Day one: Our goal was a de-construction exercise of the concept of wellbeing with front-line health-care providers. I introduced the three-day art-making workshop with a poem that ends with a question :
“… so what if I was was not to be?”
As I chanced a glance at one of the doctors, R, a rather shy character, it slipped so spontaneously out of my mouth, “I have a feeling you will have an answer for me at the end of this workshop”. We made a lot of art over the next three days.
Day three: On the last day, after “witnessing” all the art we produced, now adorning the walls of the workshop room, everyone was asked to write one question on a piece of paper, and then a reply to the same question on a separate paper. Both were folded and kept aside.
Much later, as a last activity in the workshop, we are playing a game called the Oracle. Everyone reads out the question they had previously written down and must guess who from the group has the answer. The chosen participant, the “oracle”, then gives the answer , which is what she had previously written for herself.
The first person to play asked his question: “… so what if I was was not to be?”.

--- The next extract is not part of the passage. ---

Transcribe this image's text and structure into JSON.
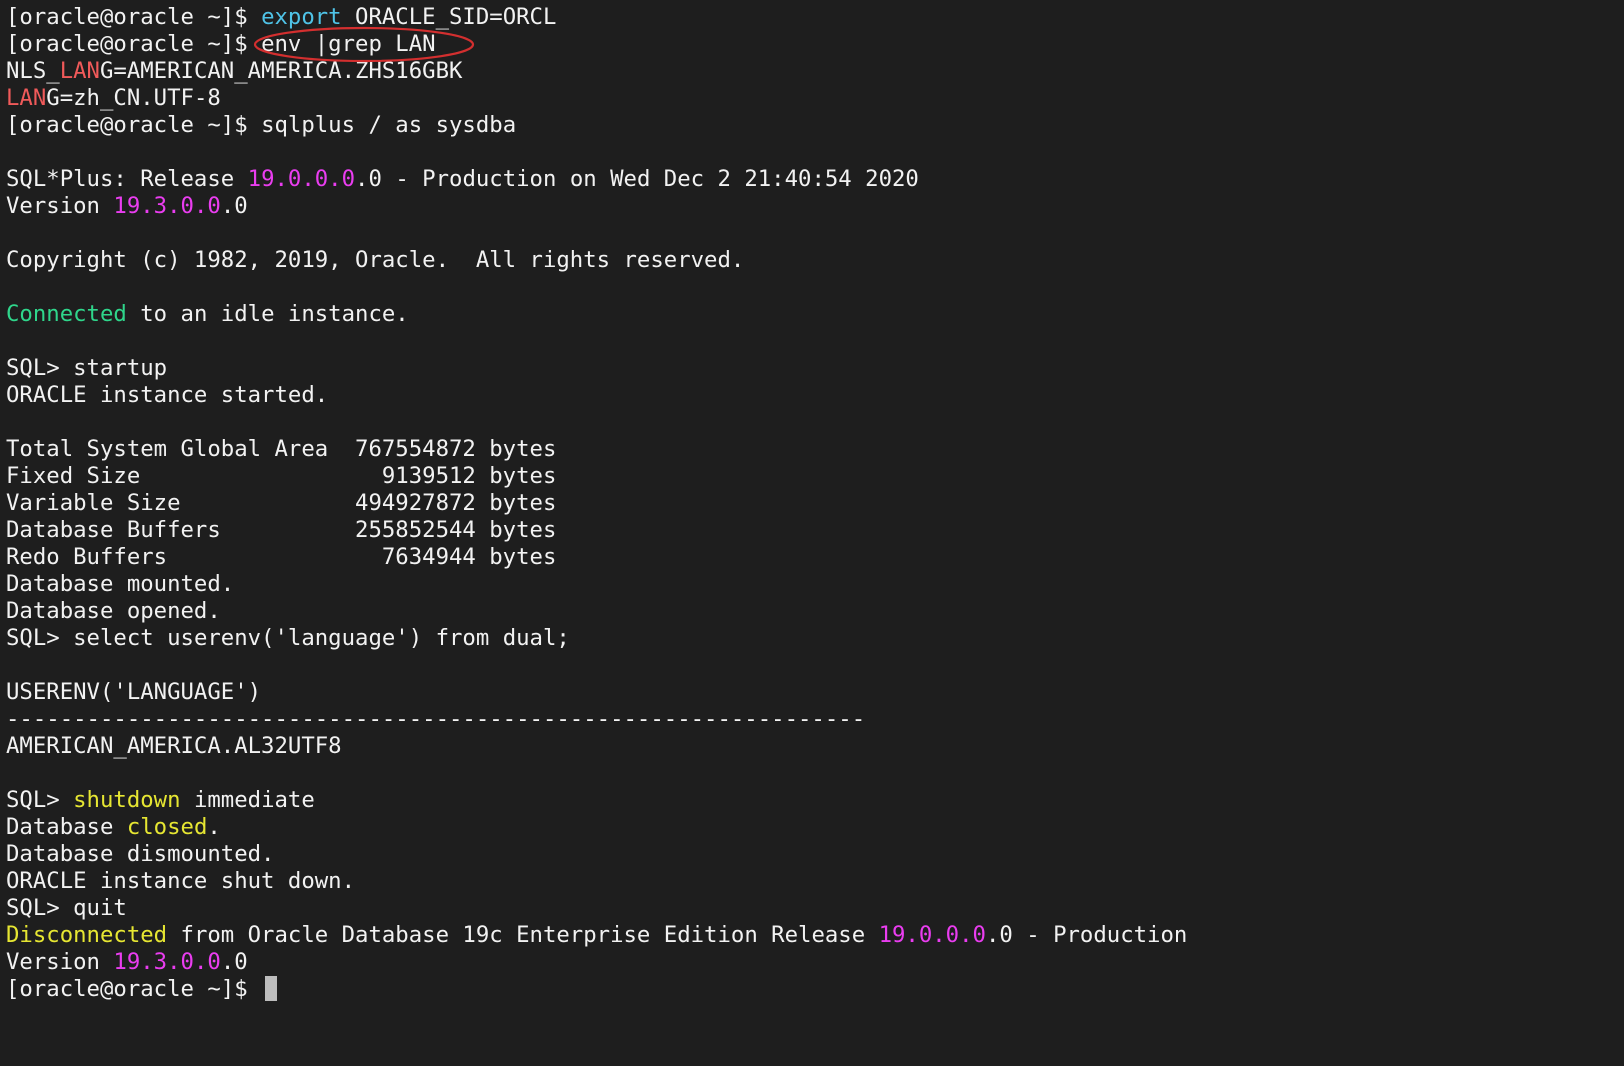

He looks around and then straight to R and asks for an answer. R looks at his answer first and then directly at me and reads what he has written
“ … if I was not to be, it would be you”
The perfect match of question and answer in a random game brought out surprised gasps, some giggles and goose-bumps for me. Such coincidences is what I refer to as the magic of making art in a group. It doesn’t always happen- but when it does, it touches deep our innate knowing of being connected to something bigger than us.
We have no control over these coincidences or synchronicities- we can only prepare the space and sensitise ourselves to the possibility. Such events are, in my opinion, true acts of grace and are often missed if we do not pay attention to what is around us.